### Work to complete
Please say how many lines in the records below contain the word "name". Give only the number.

◇ ◇ ◇ ◇ ◇ ◇ ◇

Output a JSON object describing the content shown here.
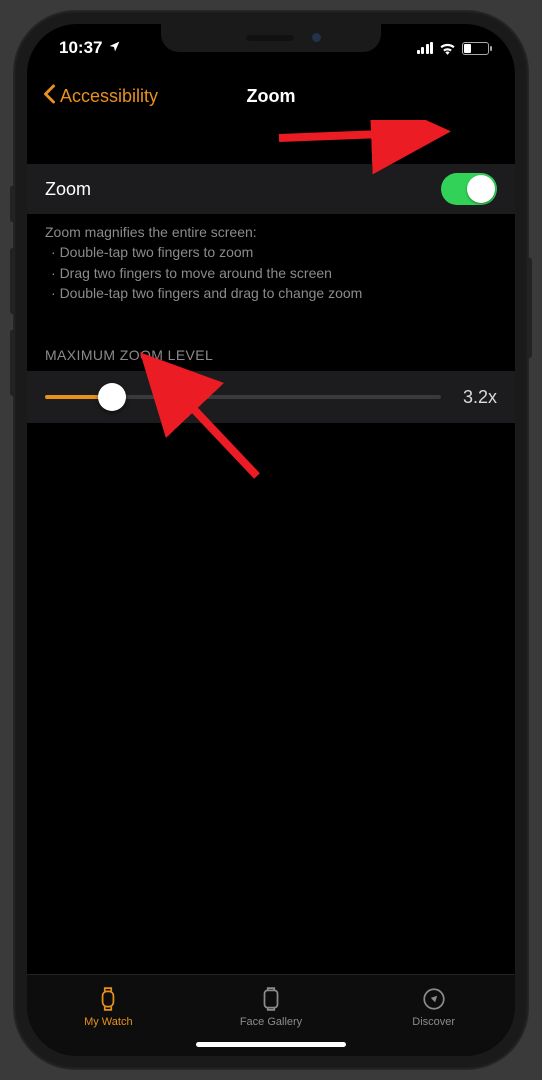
{
  "status": {
    "time": "10:37"
  },
  "nav": {
    "back_label": "Accessibility",
    "title": "Zoom"
  },
  "zoom_row": {
    "label": "Zoom",
    "enabled": true
  },
  "help": {
    "heading": "Zoom magnifies the entire screen:",
    "lines": [
      "Double-tap two fingers to zoom",
      "Drag two fingers to move around the screen",
      "Double-tap two fingers and drag to change zoom"
    ]
  },
  "slider": {
    "section_label": "MAXIMUM ZOOM LEVEL",
    "value_label": "3.2x",
    "percent": 17
  },
  "tabs": {
    "my_watch": "My Watch",
    "face_gallery": "Face Gallery",
    "discover": "Discover"
  }
}
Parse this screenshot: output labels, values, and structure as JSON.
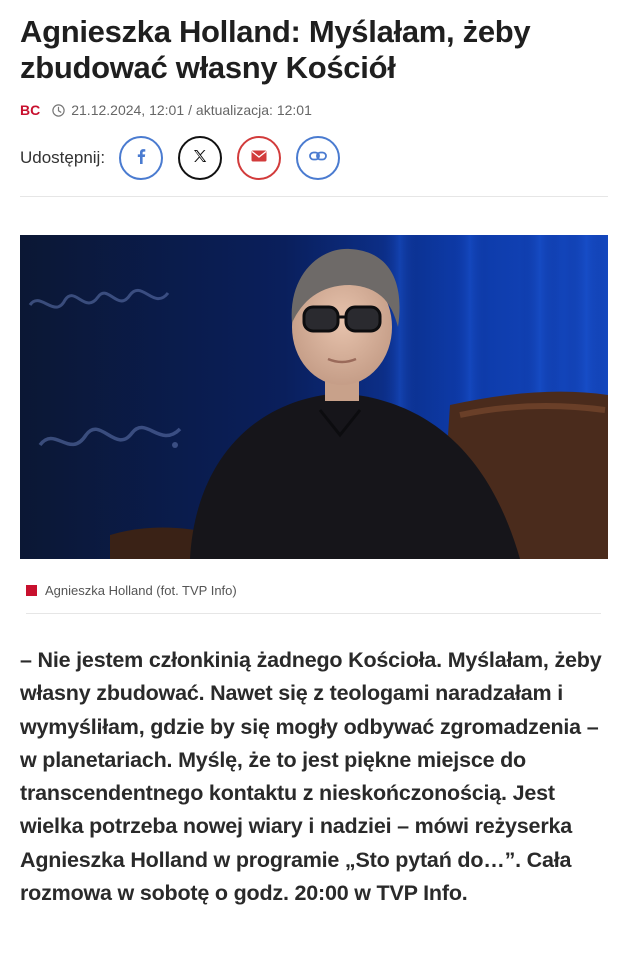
{
  "article": {
    "title": "Agnieszka Holland: Myślałam, żeby zbudować własny Kościół",
    "author": "BC",
    "published": "21.12.2024, 12:01",
    "updated_label": "/ aktualizacja: 12:01",
    "share_label": "Udostępnij:",
    "share_buttons": [
      {
        "name": "facebook",
        "icon": "facebook-icon"
      },
      {
        "name": "x",
        "icon": "x-icon"
      },
      {
        "name": "email",
        "icon": "envelope-icon"
      },
      {
        "name": "copy-link",
        "icon": "link-icon"
      }
    ],
    "caption": "Agnieszka Holland (fot. TVP Info)",
    "lead": "– Nie jestem członkinią żadnego Kościoła. Myślałam, żeby własny zbudować. Nawet się z teologami naradzałam i wymyśliłam, gdzie by się mogły odbywać zgromadzenia – w planetariach. Myślę, że to jest piękne miejsce do transcendentnego kontaktu z nieskończonością. Jest wielka potrzeba nowej wiary i nadziei – mówi reżyserka Agnieszka Holland w programie „Sto pytań do…”. Cała rozmowa w sobotę o godz. 20:00 w TVP Info."
  },
  "colors": {
    "accent": "#c8102e",
    "facebook": "#4a7bd0",
    "email": "#d23b3b",
    "text": "#1f1f1f",
    "meta": "#666666"
  }
}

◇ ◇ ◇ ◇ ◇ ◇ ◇

### Result below
4